**About this task:**
Could you report every line of the listing below that holds the word "Fashion"?

**Records for the exercise:**

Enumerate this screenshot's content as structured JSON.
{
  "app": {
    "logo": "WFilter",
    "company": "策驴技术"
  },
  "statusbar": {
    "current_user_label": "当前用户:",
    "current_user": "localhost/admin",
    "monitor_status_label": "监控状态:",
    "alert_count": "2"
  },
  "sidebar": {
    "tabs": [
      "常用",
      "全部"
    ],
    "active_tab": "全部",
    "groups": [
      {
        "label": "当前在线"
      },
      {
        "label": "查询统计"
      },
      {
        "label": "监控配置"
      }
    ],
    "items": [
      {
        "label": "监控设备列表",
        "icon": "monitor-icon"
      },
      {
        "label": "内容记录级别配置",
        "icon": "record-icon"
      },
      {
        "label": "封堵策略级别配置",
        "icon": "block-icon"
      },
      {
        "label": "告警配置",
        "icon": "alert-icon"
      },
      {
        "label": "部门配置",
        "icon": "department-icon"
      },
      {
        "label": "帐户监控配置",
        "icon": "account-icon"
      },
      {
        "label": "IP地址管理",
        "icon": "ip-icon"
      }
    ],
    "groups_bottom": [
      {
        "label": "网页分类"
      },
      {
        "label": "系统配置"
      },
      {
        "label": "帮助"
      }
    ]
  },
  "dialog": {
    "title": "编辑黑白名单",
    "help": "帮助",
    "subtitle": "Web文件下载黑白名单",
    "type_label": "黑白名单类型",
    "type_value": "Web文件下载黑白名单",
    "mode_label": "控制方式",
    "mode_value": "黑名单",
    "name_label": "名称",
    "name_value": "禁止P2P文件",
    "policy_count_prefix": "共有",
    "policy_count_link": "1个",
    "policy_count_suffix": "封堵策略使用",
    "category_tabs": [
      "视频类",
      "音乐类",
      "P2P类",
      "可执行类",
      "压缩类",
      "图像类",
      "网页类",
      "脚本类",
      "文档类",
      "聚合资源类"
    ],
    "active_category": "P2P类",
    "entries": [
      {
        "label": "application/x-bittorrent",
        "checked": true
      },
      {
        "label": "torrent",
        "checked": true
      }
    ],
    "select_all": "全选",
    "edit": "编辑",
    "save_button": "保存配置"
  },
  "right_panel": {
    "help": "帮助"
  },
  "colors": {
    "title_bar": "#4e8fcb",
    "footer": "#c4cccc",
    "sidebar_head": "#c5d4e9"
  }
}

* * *

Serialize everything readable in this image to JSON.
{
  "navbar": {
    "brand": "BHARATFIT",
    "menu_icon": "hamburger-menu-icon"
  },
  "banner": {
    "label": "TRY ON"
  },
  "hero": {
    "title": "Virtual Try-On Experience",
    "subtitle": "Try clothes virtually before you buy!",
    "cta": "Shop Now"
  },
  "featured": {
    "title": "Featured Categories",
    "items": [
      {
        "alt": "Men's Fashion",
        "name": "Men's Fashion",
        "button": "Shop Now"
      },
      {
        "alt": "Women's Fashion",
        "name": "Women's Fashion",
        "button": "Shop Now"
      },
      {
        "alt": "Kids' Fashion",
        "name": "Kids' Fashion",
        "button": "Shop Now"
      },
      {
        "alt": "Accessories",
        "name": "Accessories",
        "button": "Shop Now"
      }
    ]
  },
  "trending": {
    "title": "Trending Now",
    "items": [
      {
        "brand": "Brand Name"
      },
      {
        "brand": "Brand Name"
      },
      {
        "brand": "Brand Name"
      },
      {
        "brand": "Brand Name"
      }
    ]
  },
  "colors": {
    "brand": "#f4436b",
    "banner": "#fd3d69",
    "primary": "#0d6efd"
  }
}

**Answer to the exercise:**
        "alt": "Men's Fashion",
        "name": "Men's Fashion",
        "alt": "Women's Fashion",
        "name": "Women's Fashion",
        "alt": "Kids' Fashion",
        "name": "Kids' Fashion",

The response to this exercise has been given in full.